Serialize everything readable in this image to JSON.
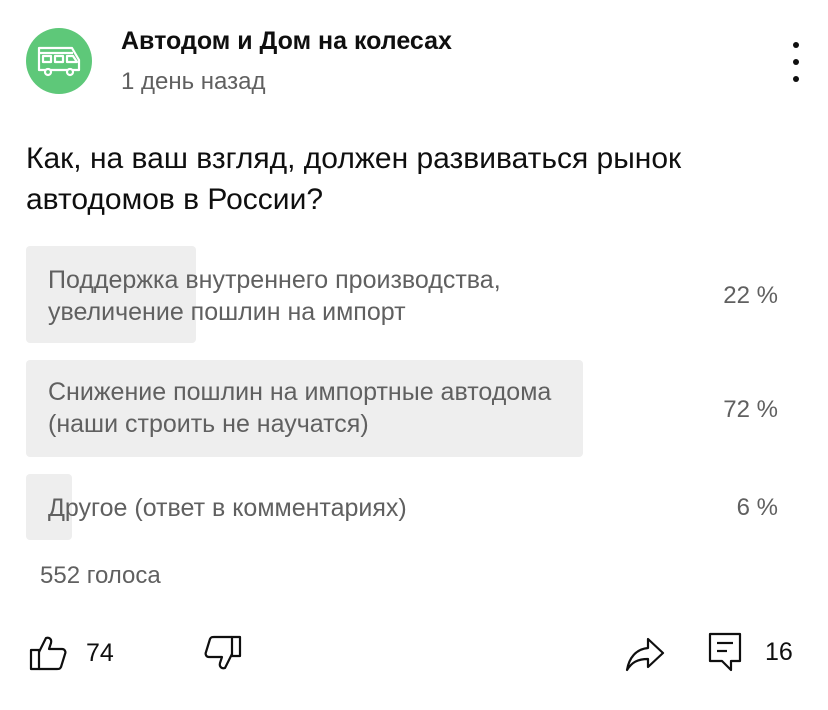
{
  "channel": {
    "name": "Автодом и Дом на колесах",
    "time": "1 день назад",
    "avatar_icon": "camper-van-icon",
    "avatar_color": "#5ec879"
  },
  "post": {
    "question": "Как, на ваш взгляд, должен развиваться рынок автодомов в России?"
  },
  "poll": {
    "options": [
      {
        "line1": "Поддержка внутреннего производства,",
        "line2": "увеличение пошлин на импорт",
        "percent_label": "22 %",
        "share": 0.22
      },
      {
        "line1": "Снижение пошлин на импортные автодома",
        "line2": "(наши строить не научатся)",
        "percent_label": "72 %",
        "share": 0.72
      },
      {
        "line1": "Другое (ответ в комментариях)",
        "line2": "",
        "percent_label": "6 %",
        "share": 0.06
      }
    ],
    "votes": "552 голоса",
    "fill_color": "#eeeeee"
  },
  "actions": {
    "likes": "74",
    "comments": "16",
    "like_icon": "thumbs-up-icon",
    "dislike_icon": "thumbs-down-icon",
    "share_icon": "share-icon",
    "comment_icon": "comment-icon"
  },
  "menu_icon": "more-vertical-icon"
}
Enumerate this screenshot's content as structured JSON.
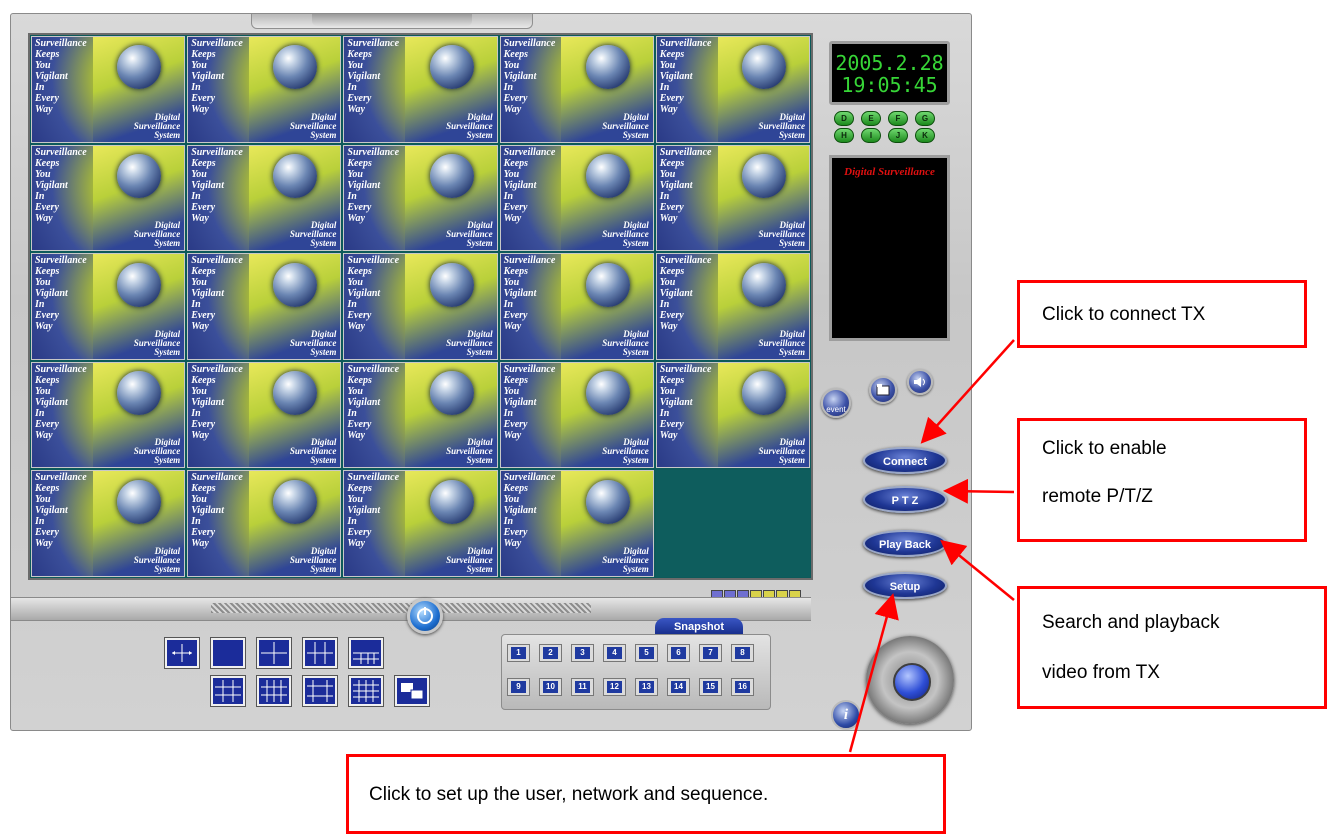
{
  "clock": {
    "date": "2005.2.28",
    "time": "19:05:45"
  },
  "channels": [
    "D",
    "E",
    "F",
    "G",
    "H",
    "I",
    "J",
    "K"
  ],
  "screen_title": "Digital Surveillance",
  "tile": {
    "slogan": "Surveillance\nKeeps\nYou\nVigilant\nIn\nEvery\nWay",
    "brand": "Digital\nSurveillance\nSystem"
  },
  "grid": {
    "rows": 5,
    "cols": 5,
    "filled_cells": 24
  },
  "event_label": "event",
  "buttons": {
    "connect": "Connect",
    "ptz": "P T Z",
    "playback": "Play Back",
    "setup": "Setup"
  },
  "snapshot": {
    "label": "Snapshot",
    "numbers": [
      "1",
      "2",
      "3",
      "4",
      "5",
      "6",
      "7",
      "8",
      "9",
      "10",
      "11",
      "12",
      "13",
      "14",
      "15",
      "16"
    ]
  },
  "info_label": "i",
  "callouts": {
    "connect": "Click to connect TX",
    "ptz_line1": "Click to enable",
    "ptz_line2": "remote P/T/Z",
    "playback_line1": "Search and playback",
    "playback_line2": "video from TX",
    "setup": "Click to set up the user, network and sequence."
  },
  "colors": {
    "callout_border": "#ff0000",
    "clock_digits": "#37d637",
    "screen_title": "#e01010"
  }
}
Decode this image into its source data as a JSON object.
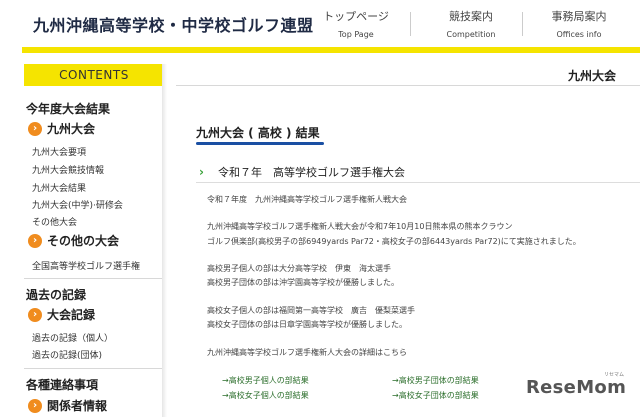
{
  "header": {
    "site_title": "九州沖縄高等学校・中学校ゴルフ連盟",
    "nav": [
      {
        "jp": "トップページ",
        "en": "Top Page"
      },
      {
        "jp": "競技案内",
        "en": "Competition"
      },
      {
        "jp": "事務局案内",
        "en": "Offices info"
      }
    ]
  },
  "sidebar": {
    "contents_label": "CONTENTS",
    "section1": {
      "title": "今年度大会結果",
      "sub1": "九州大会",
      "links1": [
        "九州大会要項",
        "九州大会競技情報",
        "九州大会結果",
        "九州大会(中学)·研修会",
        "その他大会"
      ],
      "sub2": "その他の大会",
      "links2": [
        "全国高等学校ゴルフ選手権"
      ]
    },
    "section2": {
      "title": "過去の記録",
      "sub1": "大会記録",
      "links": [
        "過去の記録（個人）",
        "過去の記録(団体)"
      ]
    },
    "section3": {
      "title": "各種連絡事項",
      "sub1": "関係者情報"
    }
  },
  "main": {
    "header_title": "九州大会",
    "page_title": "九州大会 ( 高校 ) 結果",
    "subheading": "令和７年　高等学校ゴルフ選手権大会",
    "paragraphs": [
      "令和７年度　九州沖縄高等学校ゴルフ選手権新人戦大会",
      "九州沖縄高等学校ゴルフ選手権新人戦大会が令和7年10月10日熊本県の熊本クラウン",
      "ゴルフ倶楽部(高校男子の部6949yards Par72・高校女子の部6443yards Par72)にて実施されました。",
      "高校男子個人の部は大分高等学校　伊東　海太選手",
      "高校男子団体の部は沖学園高等学校が優勝しました。",
      "高校女子個人の部は福岡第一高等学校　廣吉　優梨菜選手",
      "高校女子団体の部は日章学園高等学校が優勝しました。",
      "九州沖縄高等学校ゴルフ選手権新人大会の詳細はこちら"
    ],
    "result_links": [
      "→高校男子個人の部結果",
      "→高校男子団体の部結果",
      "→高校女子個人の部結果",
      "→高校女子団体の部結果"
    ]
  },
  "watermark": {
    "brand": "ReseMom",
    "tagline": "リセマム"
  },
  "colors": {
    "accent_yellow": "#f5e400",
    "icon_orange": "#f08c1e",
    "title_underline": "#1a4fa3",
    "chevron_green": "#3aa23a"
  }
}
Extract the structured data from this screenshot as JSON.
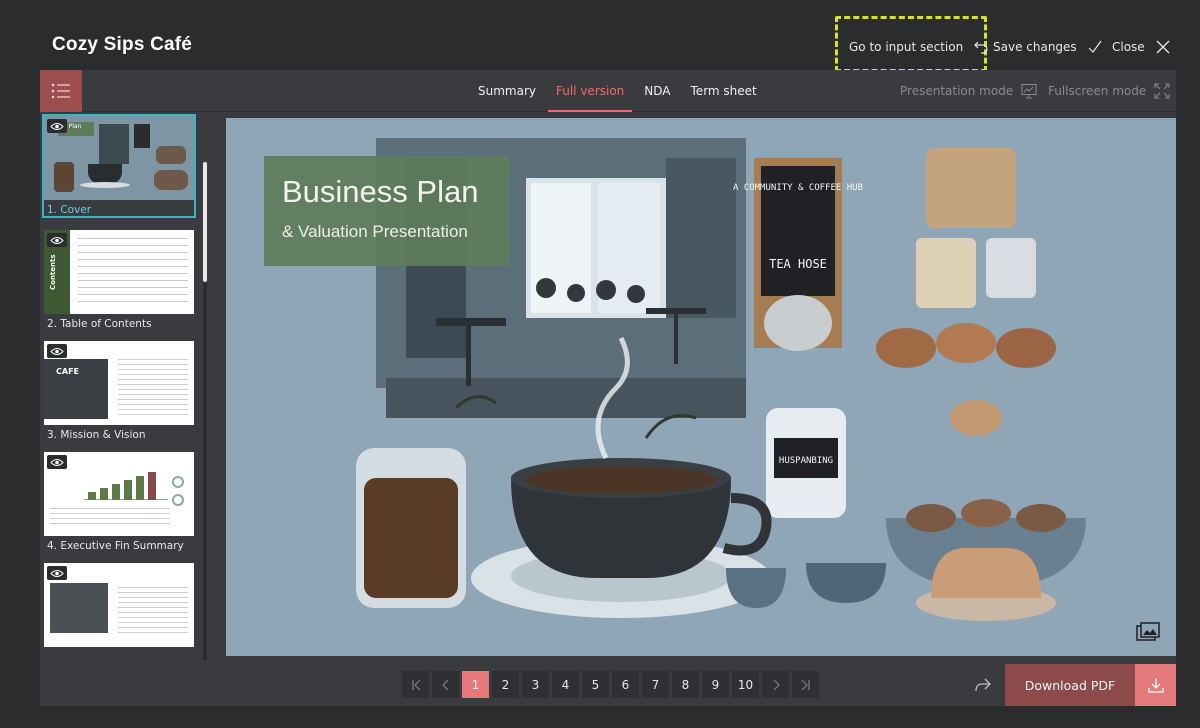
{
  "app": {
    "title": "Cozy Sips Café"
  },
  "header": {
    "go_to_input": "Go to input section",
    "save_changes": "Save changes",
    "close": "Close"
  },
  "toolbar": {
    "tabs": [
      {
        "label": "Summary",
        "active": false
      },
      {
        "label": "Full version",
        "active": true
      },
      {
        "label": "NDA",
        "active": false
      },
      {
        "label": "Term sheet",
        "active": false
      }
    ],
    "presentation_mode": "Presentation mode",
    "fullscreen_mode": "Fullscreen mode"
  },
  "sidebar": {
    "items": [
      {
        "label": "1. Cover",
        "selected": true,
        "thumb_text": "& Plan"
      },
      {
        "label": "2. Table of Contents",
        "selected": false,
        "thumb_text": "Contents"
      },
      {
        "label": "3. Mission & Vision",
        "selected": false,
        "thumb_text": "CAFE"
      },
      {
        "label": "4. Executive Fin Summary",
        "selected": false,
        "thumb_text": ""
      },
      {
        "label": "",
        "selected": false,
        "thumb_text": ""
      }
    ]
  },
  "slide": {
    "title": "Business Plan",
    "subtitle": "& Valuation Presentation",
    "sign_line1": "A COMMUNITY & COFFEE HUB",
    "sign_line2": "TEA HOSE",
    "jar_label": "HUSPANBING"
  },
  "pagination": {
    "pages": [
      "1",
      "2",
      "3",
      "4",
      "5",
      "6",
      "7",
      "8",
      "9",
      "10"
    ],
    "current_page": "1"
  },
  "footer": {
    "download": "Download PDF"
  },
  "colors": {
    "accent": "#f06a6a",
    "selected_outline": "#38b6c4",
    "highlight_box": "#d9e21a",
    "download_bg": "#8d4a4a"
  },
  "icons": [
    "undo-arrow-icon",
    "check-icon",
    "close-icon",
    "list-menu-icon",
    "presentation-chart-icon",
    "fullscreen-icon",
    "eye-icon",
    "image-icon",
    "first-page-icon",
    "prev-page-icon",
    "next-page-icon",
    "last-page-icon",
    "share-icon",
    "download-icon"
  ]
}
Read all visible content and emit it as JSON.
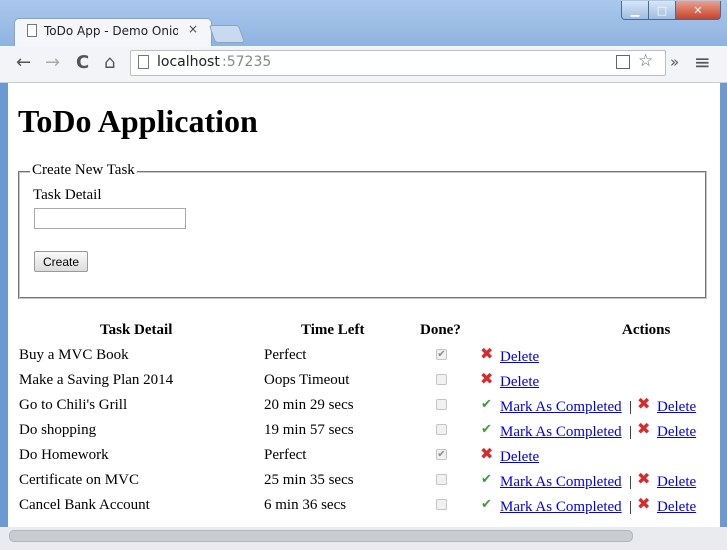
{
  "browser": {
    "tab_title": "ToDo App - Demo Onion",
    "tab_close": "×",
    "url_host": "localhost",
    "url_port": ":57235",
    "window_min": "▁",
    "window_max": "□",
    "window_close": "✕",
    "back": "←",
    "forward": "→",
    "reload": "C",
    "home": "⌂",
    "extensions": "»",
    "menu": "≡"
  },
  "page": {
    "title": "ToDo Application",
    "create_legend": "Create New Task",
    "task_detail_label": "Task Detail",
    "task_detail_value": "",
    "create_button": "Create"
  },
  "table": {
    "headers": [
      "Task Detail",
      "Time Left",
      "Done?",
      "Actions"
    ],
    "mark_completed_label": "Mark As Completed",
    "delete_label": "Delete",
    "separator": "|",
    "rows": [
      {
        "detail": "Buy a MVC Book",
        "time_left": "Perfect",
        "done": true
      },
      {
        "detail": "Make a Saving Plan 2014",
        "time_left": "Oops Timeout",
        "done": false
      },
      {
        "detail": "Go to Chili's Grill",
        "time_left": "20 min 29 secs",
        "done": false
      },
      {
        "detail": "Do shopping",
        "time_left": "19 min 57 secs",
        "done": false
      },
      {
        "detail": "Do Homework",
        "time_left": "Perfect",
        "done": true
      },
      {
        "detail": "Certificate on MVC",
        "time_left": "25 min 35 secs",
        "done": false
      },
      {
        "detail": "Cancel Bank Account",
        "time_left": "6 min 36 secs",
        "done": false
      }
    ]
  },
  "colors": {
    "delete_icon": "#d62b2b",
    "check_icon": "#3f9a3a",
    "link": "#0000ee"
  }
}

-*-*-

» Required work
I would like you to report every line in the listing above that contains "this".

» Expected output
Serialize everything readable in this image to JSON.
Enumerate this screenshot's content as structured JSON.
Decode this image into its source data as a JSON object.
Extract the structured data from this screenshot as JSON.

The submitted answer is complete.